On Moving On
Today is moving day.
My Mom Pinkie Patti leaves her home of 40 years to go into another kind of “home.”
The kind you go to when you don’t know where youi’re going or what you’re doing anymore. And she doesn’t.
She won’t know when she opens her eyes this morning that it will be the last time she’ll cast them on the sunlight streaming through her bedroom window.
(Dawn is just about to break, the sky is streaked with pink and blue, and a light frost coats the trees and fallen leaves all around the house.)
She didn’t know yesterday it would be the last time she would enjoy breakfast in her kitchen, clean her countertops, or stare into the crackling flames in her fireplace. Soon these small joys will belong to someone else, someone who may never know how much each of them once meant to Patti.
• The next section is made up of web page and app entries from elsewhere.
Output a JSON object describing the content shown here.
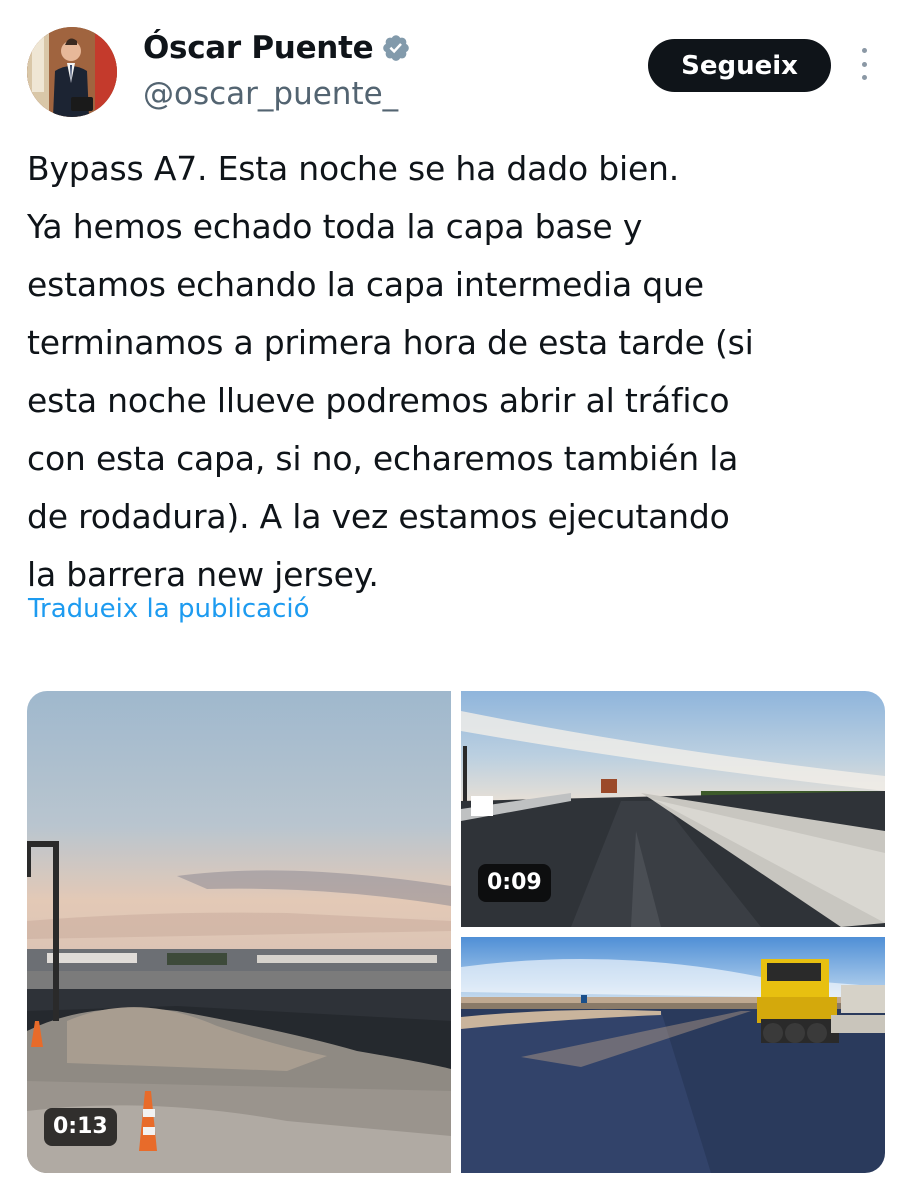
{
  "author": {
    "display_name": "Óscar Puente",
    "handle": "@oscar_puente_",
    "verified_icon": "verified-badge-icon",
    "accent_color": "#829aab"
  },
  "actions": {
    "follow_label": "Segueix",
    "more_icon": "more-vertical-icon"
  },
  "tweet": {
    "text": "Bypass A7. Esta noche se ha dado bien.\nYa hemos echado toda la capa base y\nestamos echando la capa intermedia que\nterminamos a primera hora de esta tarde (si\nesta noche llueve podremos abrir al tráfico\ncon esta capa, si no, echaremos también la\nde rodadura). A la vez estamos ejecutando\nla barrera new jersey.",
    "translate_label": "Tradueix la publicació",
    "link_color": "#1d9bf0"
  },
  "media": [
    {
      "type": "video",
      "duration": "0:13"
    },
    {
      "type": "video",
      "duration": "0:09"
    },
    {
      "type": "image"
    }
  ]
}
She doesn’t know she won’t dance in the goldenrod in her field again, or swim naked with me in the lake or walk in the winter wonderland behind her house a Christmas.
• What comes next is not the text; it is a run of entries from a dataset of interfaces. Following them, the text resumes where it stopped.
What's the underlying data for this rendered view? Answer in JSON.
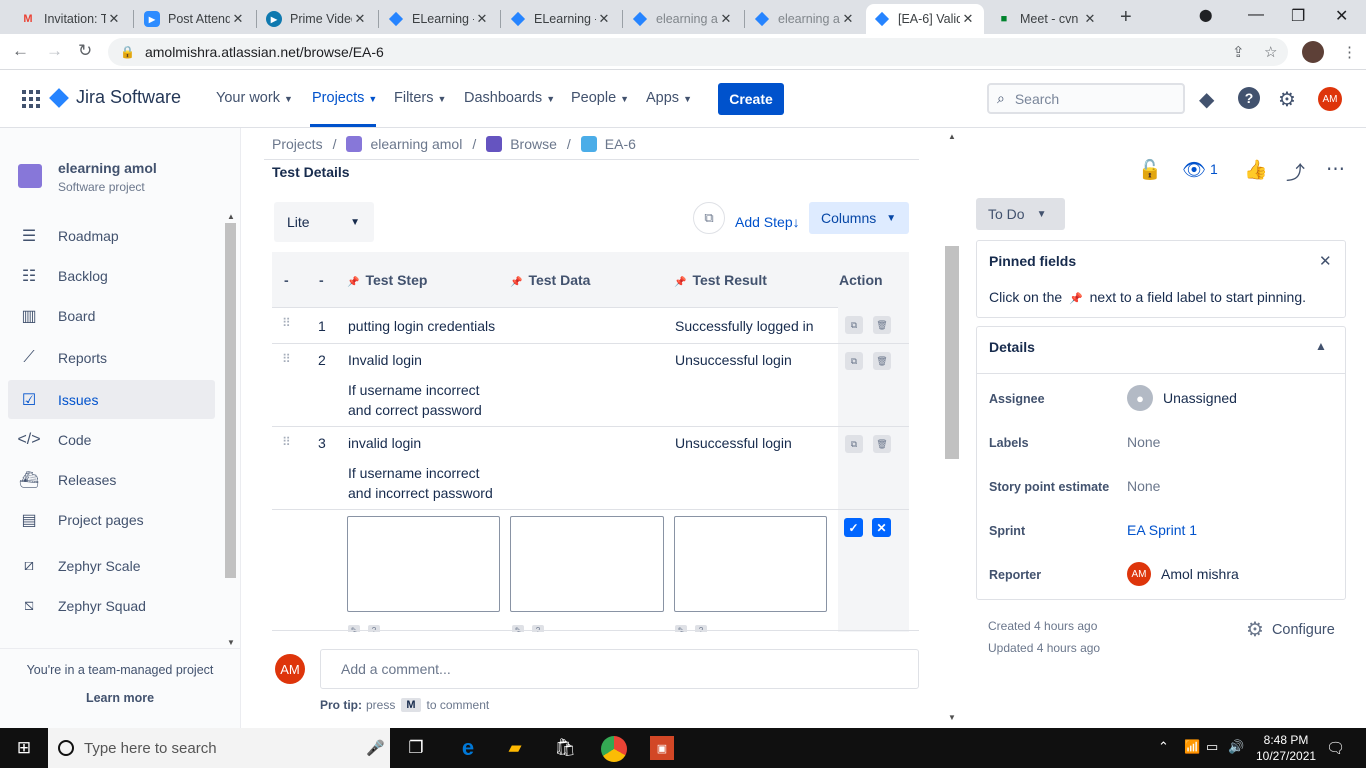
{
  "browser": {
    "tabs": [
      {
        "title": "Invitation: T",
        "icon": "gmail-icon",
        "color": "#ea4335"
      },
      {
        "title": "Post Attend",
        "icon": "zoom-icon",
        "color": "#2d8cff"
      },
      {
        "title": "Prime Video",
        "icon": "prime-icon",
        "color": "#00a8e1"
      },
      {
        "title": "ELearning -",
        "icon": "jira-icon",
        "color": "#2684ff"
      },
      {
        "title": "ELearning -",
        "icon": "jira-icon",
        "color": "#2684ff"
      },
      {
        "title": "elearning a",
        "icon": "jira-icon",
        "color": "#2684ff"
      },
      {
        "title": "elearning a",
        "icon": "jira-icon",
        "color": "#2684ff"
      },
      {
        "title": "[EA-6] Valid",
        "icon": "jira-icon",
        "color": "#2684ff"
      },
      {
        "title": "Meet - cvn",
        "icon": "meet-icon",
        "color": "#00832d"
      }
    ],
    "url": "amolmishra.atlassian.net/browse/EA-6"
  },
  "topnav": {
    "product": "Jira Software",
    "items": [
      {
        "label": "Your work"
      },
      {
        "label": "Projects"
      },
      {
        "label": "Filters"
      },
      {
        "label": "Dashboards"
      },
      {
        "label": "People"
      },
      {
        "label": "Apps"
      }
    ],
    "create": "Create",
    "search_placeholder": "Search",
    "avatar": "AM"
  },
  "sidebar": {
    "project_name": "elearning amol",
    "project_type": "Software project",
    "items": [
      {
        "label": "Roadmap",
        "icon": "roadmap-icon"
      },
      {
        "label": "Backlog",
        "icon": "backlog-icon"
      },
      {
        "label": "Board",
        "icon": "board-icon"
      },
      {
        "label": "Reports",
        "icon": "reports-icon"
      },
      {
        "label": "Issues",
        "icon": "issues-icon"
      },
      {
        "label": "Code",
        "icon": "code-icon"
      },
      {
        "label": "Releases",
        "icon": "releases-icon"
      },
      {
        "label": "Project pages",
        "icon": "pages-icon"
      },
      {
        "label": "Zephyr Scale",
        "icon": "zephyr-scale-icon"
      },
      {
        "label": "Zephyr Squad",
        "icon": "zephyr-squad-icon"
      }
    ],
    "footer_text": "You're in a team-managed project",
    "learn_more": "Learn more"
  },
  "main": {
    "breadcrumbs": [
      "Projects",
      "elearning amol",
      "Browse",
      "EA-6"
    ],
    "section_title": "Test Details",
    "view_select": "Lite",
    "add_step": "Add Step",
    "add_step_arrow": "↓",
    "columns": "Columns",
    "table": {
      "headers": [
        "-",
        "-",
        "Test Step",
        "Test Data",
        "Test Result",
        "Action"
      ],
      "rows": [
        {
          "num": "1",
          "step": "putting login credentials",
          "step_note": "",
          "step_note2": "",
          "data": "",
          "result": "Successfully logged in"
        },
        {
          "num": "2",
          "step": "Invalid login",
          "step_note": "If username incorrect",
          "step_note2": "and correct password",
          "data": "",
          "result": "Unsuccessful login"
        },
        {
          "num": "3",
          "step": "invalid login",
          "step_note": "If username incorrect",
          "step_note2": "and incorrect password",
          "data": "",
          "result": "Unsuccessful login"
        }
      ]
    },
    "comment_avatar": "AM",
    "comment_placeholder": "Add a comment...",
    "protip_label": "Pro tip:",
    "protip_pre": "press",
    "protip_key": "M",
    "protip_post": "to comment"
  },
  "right": {
    "watch_count": "1",
    "status": "To Do",
    "pinned_title": "Pinned fields",
    "pinned_text_pre": "Click on the",
    "pinned_text_post": "next to a field label to start pinning.",
    "details_title": "Details",
    "fields": [
      {
        "label": "Assignee",
        "value": "Unassigned"
      },
      {
        "label": "Labels",
        "value": "None"
      },
      {
        "label": "Story point estimate",
        "value": "None"
      },
      {
        "label": "Sprint",
        "value": "EA Sprint 1"
      },
      {
        "label": "Reporter",
        "value": "Amol mishra"
      }
    ],
    "reporter_avatar": "AM",
    "created": "Created 4 hours ago",
    "updated": "Updated 4 hours ago",
    "configure": "Configure"
  },
  "taskbar": {
    "search_placeholder": "Type here to search",
    "time": "8:48 PM",
    "date": "10/27/2021"
  }
}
Somehow the fact that she doesn’t know seems to make her imminent (within hours now) departure more tragic.
But none of us know when we’re going to leave the life we’re living. We may be snatched away at any moment, with no inkling the breath before was to be our last. It can happen at nine months, nine seasons or 99 years.
To coin and combine two old cliches: that ignorance is bliss may be a blessing in disguise. Unlike me, who has cried a million tears, Pinkie Patti hasn’t spent the last minutes, hours, days and weeks mourning the loss of her life as she knows it. She has lived it.
And she hasn’t worried about saying goodbye to all that is familiar to her…
Goodbyes Are Sad Things
I’ve always hated goodbyes. I probably always will. My life circumstances have caused my to have to say more goodbyes than I ever thought possible; today’s is one of the most difficult. To help the healing process when I find myself leaving someone or some place I love, I often turn to a piece I found in a youth hostel guest book more than 33 years ago.
The melancholy, yet somehow also hopeful words touched my heart at the time, and I copied them into my diary, which travels with me to this day. All of this was long before blogs, through which millions now keep their diaries online (Like a Virgin?)
The passage goes like this:
Goodbyes are sad things. You leave behind dreams that you’ve worked to make real, friends that you’ve suffered to love and sometimes a quiet security that was built with half a lifetime.
On the road, and in life everywhere, you move along and you leave your efforts behind you in the dust, knowing deep inside that you will never find them exactly the same.
Often you spend too much time looking back and you miss something ahead. But there’s little use in trying to escape the loneliness and anxiety that go with you when you move on… for that is life and it is a certainty.
The road teaches you to accept goodbyes as part of saying hello to things that are new, different, and often better. It teaches that what was loved and learned in the past can never be lost, though we sometimes have to let it go.
On the road, and in life everywhere, you spend much time learning, wondering and yes, sometimes remembering.